Riverside Art Museum Interview

 
 

What made you navigate toward your chosen artform/medium?

“I love music, poetry, and visual art as discreet disciplines, but for me, it’s very natural to sometimes combine them. Visually, words are often wonderfully strange kinds of objects—they can change their meaning and energy and color depending upon the kinds of arena in which they are presented. When combined with visual imagery properly, they can really start metamorphosizing. Or the other way around…the visual imagery starts getting affected by the words. I just like seeing and responding to this kind of dynamism. Combing poetry and music or music an visual information brings all of the same kinds of analogous dynamics into play.”

Who’s your biggest influence?

“As an artist, Shakespeare has affected me the most. For me, Shakespeare, as an aesthetic phenomenon, is endlessly rich from every angle of contemplation. The Shakespeare vision—or rather the artistic presentation of that vision—is overwhelming in all of the most positive ways. It encompasses the tragic, the comic, the earthly, and the refined. It is acutely perceptive, yet healthily detached and demonstrates a wisdom beyond any personal judgement. It is in touch with its audience and eager to entertain, yet it is never condescending. It is hyper-aware of the glories and terrors of personality and the inner self, and clear-eyed about social constructs and roles and all of the arbitrary misfortunes any human being is likely to face. It is celebratory, yet realistic about the bonds of friendship, family, and love. It seems to touch the limits of what can be done in art, yet miraculously, implies even more and is ultimately open-ended.

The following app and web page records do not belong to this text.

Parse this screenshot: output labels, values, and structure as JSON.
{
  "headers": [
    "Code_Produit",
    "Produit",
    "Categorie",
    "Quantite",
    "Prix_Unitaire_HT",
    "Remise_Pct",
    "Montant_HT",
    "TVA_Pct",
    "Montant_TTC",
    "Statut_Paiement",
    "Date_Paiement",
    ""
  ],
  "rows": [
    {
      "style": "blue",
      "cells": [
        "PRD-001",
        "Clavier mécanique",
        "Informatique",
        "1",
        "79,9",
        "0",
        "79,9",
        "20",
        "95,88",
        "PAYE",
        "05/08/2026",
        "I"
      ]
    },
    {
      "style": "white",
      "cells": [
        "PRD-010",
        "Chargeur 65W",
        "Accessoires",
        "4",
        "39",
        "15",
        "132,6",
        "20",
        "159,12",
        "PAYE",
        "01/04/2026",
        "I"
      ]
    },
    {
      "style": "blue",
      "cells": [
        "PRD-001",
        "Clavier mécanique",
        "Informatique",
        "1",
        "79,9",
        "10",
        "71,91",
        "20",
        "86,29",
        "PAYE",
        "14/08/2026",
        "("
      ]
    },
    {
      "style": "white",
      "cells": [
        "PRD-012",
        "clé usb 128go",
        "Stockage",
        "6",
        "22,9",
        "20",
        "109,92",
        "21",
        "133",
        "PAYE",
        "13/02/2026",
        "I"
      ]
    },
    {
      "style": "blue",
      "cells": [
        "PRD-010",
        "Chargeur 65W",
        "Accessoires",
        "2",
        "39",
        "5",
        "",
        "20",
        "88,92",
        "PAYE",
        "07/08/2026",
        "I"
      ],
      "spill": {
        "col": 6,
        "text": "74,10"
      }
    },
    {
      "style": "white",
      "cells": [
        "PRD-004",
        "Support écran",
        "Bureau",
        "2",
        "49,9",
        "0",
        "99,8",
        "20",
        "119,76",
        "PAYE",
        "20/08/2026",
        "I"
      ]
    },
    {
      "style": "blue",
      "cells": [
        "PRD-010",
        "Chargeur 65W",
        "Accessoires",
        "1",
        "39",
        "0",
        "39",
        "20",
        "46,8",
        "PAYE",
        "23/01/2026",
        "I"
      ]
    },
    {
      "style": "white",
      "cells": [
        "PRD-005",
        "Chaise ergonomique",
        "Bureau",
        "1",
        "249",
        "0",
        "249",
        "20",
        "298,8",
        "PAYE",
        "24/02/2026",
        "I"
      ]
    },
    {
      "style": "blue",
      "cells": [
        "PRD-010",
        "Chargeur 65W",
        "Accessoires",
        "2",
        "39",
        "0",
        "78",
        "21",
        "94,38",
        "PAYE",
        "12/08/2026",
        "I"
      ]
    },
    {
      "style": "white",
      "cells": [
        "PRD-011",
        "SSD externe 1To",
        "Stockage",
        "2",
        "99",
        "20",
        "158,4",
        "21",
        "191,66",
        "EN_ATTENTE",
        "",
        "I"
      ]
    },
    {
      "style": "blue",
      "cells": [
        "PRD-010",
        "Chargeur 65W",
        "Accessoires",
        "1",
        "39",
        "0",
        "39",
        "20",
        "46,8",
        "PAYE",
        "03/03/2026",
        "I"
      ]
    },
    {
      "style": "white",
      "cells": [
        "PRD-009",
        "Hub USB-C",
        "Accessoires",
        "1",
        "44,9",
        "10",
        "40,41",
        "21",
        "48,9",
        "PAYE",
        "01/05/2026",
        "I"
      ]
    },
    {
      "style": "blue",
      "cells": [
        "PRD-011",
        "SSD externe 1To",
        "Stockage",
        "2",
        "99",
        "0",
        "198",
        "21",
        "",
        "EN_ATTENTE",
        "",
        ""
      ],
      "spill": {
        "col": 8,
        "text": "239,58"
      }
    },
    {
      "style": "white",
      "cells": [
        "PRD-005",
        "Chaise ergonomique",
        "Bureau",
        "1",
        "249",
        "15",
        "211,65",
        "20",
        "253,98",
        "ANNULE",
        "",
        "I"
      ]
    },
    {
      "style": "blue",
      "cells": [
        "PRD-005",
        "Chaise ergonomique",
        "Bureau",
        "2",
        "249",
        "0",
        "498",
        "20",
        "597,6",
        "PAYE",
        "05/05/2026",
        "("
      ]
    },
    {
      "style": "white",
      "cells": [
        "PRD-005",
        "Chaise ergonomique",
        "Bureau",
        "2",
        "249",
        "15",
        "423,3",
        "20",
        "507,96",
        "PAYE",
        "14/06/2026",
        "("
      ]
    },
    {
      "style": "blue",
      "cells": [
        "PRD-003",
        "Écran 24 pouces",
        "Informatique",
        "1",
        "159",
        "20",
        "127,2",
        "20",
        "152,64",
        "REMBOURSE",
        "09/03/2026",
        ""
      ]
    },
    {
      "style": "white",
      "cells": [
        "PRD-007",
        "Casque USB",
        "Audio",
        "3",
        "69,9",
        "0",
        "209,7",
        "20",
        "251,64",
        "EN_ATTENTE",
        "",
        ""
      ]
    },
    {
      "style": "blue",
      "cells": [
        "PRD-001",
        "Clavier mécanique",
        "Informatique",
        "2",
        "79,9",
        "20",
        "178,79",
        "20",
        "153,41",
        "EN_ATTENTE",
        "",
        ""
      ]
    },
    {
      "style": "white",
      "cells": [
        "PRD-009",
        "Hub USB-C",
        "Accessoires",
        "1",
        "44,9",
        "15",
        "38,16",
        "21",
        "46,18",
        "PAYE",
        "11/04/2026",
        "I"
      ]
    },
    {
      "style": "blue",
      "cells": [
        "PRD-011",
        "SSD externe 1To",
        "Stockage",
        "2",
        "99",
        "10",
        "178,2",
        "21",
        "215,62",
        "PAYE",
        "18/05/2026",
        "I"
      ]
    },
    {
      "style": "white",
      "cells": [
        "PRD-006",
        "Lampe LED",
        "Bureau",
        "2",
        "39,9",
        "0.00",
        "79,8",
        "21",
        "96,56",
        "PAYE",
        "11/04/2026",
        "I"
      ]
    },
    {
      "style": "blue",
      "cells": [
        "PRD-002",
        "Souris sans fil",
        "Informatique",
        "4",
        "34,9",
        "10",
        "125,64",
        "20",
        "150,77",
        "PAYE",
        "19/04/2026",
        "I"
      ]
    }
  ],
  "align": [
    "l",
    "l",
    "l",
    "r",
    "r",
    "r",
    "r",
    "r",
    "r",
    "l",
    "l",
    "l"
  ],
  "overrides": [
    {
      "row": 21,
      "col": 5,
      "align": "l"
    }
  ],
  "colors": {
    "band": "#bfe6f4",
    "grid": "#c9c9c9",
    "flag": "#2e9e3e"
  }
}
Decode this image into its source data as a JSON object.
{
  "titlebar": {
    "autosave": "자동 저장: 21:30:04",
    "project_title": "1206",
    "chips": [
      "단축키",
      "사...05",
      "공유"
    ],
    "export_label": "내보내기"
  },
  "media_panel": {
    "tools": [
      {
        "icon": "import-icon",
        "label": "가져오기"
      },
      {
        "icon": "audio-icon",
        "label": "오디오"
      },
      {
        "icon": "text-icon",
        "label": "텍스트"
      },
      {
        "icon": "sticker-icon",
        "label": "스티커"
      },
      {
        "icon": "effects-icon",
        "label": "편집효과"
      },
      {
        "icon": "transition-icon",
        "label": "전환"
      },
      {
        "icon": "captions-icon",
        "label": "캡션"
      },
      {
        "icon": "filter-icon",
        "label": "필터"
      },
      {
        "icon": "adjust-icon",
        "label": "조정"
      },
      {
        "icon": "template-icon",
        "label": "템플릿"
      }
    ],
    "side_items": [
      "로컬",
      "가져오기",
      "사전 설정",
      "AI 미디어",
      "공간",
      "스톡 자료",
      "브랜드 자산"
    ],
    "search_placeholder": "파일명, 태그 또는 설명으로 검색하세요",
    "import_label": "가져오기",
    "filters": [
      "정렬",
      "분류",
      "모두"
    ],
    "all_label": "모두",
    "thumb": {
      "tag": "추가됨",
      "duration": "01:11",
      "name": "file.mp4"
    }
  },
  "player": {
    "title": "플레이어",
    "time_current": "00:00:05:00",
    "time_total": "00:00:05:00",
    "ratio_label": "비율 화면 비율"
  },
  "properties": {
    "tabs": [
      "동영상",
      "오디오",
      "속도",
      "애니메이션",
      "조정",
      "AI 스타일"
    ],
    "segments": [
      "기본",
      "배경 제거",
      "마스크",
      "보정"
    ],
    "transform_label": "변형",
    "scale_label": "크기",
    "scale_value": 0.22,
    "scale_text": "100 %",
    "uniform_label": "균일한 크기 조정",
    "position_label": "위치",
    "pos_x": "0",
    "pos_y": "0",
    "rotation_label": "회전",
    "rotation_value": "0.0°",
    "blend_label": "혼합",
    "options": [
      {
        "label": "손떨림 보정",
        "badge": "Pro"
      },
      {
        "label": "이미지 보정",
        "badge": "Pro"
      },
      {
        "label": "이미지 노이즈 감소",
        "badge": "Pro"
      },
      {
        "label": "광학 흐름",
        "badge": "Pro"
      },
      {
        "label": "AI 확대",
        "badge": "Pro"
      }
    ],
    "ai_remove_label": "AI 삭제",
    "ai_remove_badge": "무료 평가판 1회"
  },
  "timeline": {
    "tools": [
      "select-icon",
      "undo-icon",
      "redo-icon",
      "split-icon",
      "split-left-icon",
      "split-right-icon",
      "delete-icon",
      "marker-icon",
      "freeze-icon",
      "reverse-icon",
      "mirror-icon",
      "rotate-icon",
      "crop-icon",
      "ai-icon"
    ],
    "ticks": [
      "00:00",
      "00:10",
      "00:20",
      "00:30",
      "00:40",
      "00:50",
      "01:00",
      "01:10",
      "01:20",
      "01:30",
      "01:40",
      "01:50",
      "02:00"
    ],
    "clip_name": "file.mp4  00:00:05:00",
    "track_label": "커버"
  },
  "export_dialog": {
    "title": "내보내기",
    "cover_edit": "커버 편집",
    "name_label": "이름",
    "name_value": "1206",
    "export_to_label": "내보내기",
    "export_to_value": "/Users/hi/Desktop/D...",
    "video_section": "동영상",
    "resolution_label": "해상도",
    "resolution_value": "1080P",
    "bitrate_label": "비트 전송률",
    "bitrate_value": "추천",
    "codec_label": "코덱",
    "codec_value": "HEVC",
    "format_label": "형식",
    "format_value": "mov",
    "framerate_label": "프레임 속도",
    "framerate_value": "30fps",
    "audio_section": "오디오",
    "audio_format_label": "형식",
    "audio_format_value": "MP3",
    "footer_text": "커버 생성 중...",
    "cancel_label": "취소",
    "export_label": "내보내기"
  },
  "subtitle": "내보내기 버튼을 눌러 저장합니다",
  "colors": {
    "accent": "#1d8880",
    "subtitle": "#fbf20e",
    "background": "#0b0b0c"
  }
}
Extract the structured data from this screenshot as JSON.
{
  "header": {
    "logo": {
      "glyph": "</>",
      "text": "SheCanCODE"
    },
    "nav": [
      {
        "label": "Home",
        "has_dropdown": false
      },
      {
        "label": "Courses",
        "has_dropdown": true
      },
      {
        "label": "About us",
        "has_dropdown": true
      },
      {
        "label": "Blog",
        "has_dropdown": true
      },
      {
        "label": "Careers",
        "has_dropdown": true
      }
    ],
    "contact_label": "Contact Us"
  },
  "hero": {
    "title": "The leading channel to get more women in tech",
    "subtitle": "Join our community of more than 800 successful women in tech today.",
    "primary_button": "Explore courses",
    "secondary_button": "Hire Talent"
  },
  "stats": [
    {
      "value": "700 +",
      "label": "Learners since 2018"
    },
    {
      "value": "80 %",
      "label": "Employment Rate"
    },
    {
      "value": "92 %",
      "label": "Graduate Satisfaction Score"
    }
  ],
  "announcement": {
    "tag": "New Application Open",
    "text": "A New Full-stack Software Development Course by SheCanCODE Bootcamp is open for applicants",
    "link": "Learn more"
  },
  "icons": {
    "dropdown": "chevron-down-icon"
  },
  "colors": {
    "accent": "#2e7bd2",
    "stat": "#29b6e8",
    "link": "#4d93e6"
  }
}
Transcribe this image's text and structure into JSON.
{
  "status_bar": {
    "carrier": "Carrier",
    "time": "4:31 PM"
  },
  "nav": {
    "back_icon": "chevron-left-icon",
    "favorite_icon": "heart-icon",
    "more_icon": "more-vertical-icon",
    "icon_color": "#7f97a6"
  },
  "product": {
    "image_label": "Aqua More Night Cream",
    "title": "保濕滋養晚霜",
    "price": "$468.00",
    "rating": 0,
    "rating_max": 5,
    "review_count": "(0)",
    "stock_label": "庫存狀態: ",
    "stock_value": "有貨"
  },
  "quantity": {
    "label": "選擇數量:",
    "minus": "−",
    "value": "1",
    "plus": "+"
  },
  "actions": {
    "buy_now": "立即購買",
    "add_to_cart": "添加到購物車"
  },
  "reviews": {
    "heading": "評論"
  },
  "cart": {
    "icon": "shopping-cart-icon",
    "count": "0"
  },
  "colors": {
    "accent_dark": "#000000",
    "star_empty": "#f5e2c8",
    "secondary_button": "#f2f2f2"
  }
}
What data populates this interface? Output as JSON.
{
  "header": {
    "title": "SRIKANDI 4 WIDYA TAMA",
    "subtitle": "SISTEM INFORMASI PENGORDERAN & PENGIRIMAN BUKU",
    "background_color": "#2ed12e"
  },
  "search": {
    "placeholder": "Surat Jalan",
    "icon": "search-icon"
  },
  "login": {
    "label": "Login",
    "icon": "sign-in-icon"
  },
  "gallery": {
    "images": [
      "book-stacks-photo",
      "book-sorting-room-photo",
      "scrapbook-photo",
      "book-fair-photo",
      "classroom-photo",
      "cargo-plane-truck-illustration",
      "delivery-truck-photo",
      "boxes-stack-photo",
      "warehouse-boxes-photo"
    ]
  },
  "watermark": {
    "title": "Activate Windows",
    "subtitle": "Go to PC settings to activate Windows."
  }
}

In addition, I find it reasonable to surmise that Shakespeare, the person, was an affable fellow, an exciting collaborator, and he and his theatrical company seemed to have run a daily tidy business.”

Do you have a favorite work in the exhibit?

“It’s difficult to choose just one poem/image pair or more musical treatment because the nature the work is that each piece is a part of a whole and its function is to contribute to a whole effects, like choruses in a jazz solo or themes and variations in a symphony or cantos in an epic.

“However, I do especially like #19 because of the existential poise it attempts to convey. we exist within the great scheme of nature. The natural world is both beneficent an destructive—it is energy and process that doesn’t really care about our human drama and concerns. But we care. And it is how we celebrate, fear, avoid, or embrace our mortal situation.”

What do you hope the public will get out of your work?

“I would hope, upon first encountering this work, one would experience feeling of surprise and curiosity, and then a sense of exuberance and beauty. After a longer encounter, I hope one could feel that the work is filled with good will and a deep faith in existence.

“This work has its designs upon its audience, but it is also always pointing away form itself towards more sublime levels of feeling and perception—towards a category of justice and justification that every living thing has a right to claim, merely by being alive. I also hope one could sense, within the work, the belief that one’s own unique intuitions and perceptions and imaginational capabilities and basic sense of things have a quality of divinity about then and are worth fighting for.”

Why 33 1/3?

“In looking at 33 1/3 from he perspective of literary genres, one could place it into the category of epics, in the same sense that one might consider Whitman’s Sonf of Myself, Eliot’s The Waste Land, certain poems of English Romanticism, Rimbaud’s A Season in Hell, or Shakespeare’s Hamlet as epics—at least as epics of consciousness, as dramatizations of the inner self and its heroic desire for sustained vision within a context of mortality and contingency in general.

“The series of 33 1/3 numbered poems was a choice in form to bring it into association with the 33 numbered cantos of each part of Dante’s epic, The Divine Comedy. Also, at least as the story has come down to us, Jesus was crucified in April, in the first third of his 33rd year of life. The poetry of 33 1/3 attempts to share in some of the themes that Jesus’ sayings and life story embody—mainly being willing to let go and metaphorically die to smaller, more petty concerns in order to be reborn into more magnificent realities. Finally, given that the work also exists as a piece of recorded music, 33 1/3 is also a reference to the rpm speed of the vinyl lp.”

How did you choose the style of music that went with poem-drawing?

“For the music, I wanted a wide-ranging palette of styles, textures, temps, an atmospheres. Beyond that, it was just having an initial intuition about what might be a good match and seeing how well it started working. Sometimes the hunch would evolve perfectly. Other times, it would require many different attempts and approaches. Additionally, the whole thing had to have good pacing and flow, and this sometimes dictated doing different music for apiece that was working well on its own.”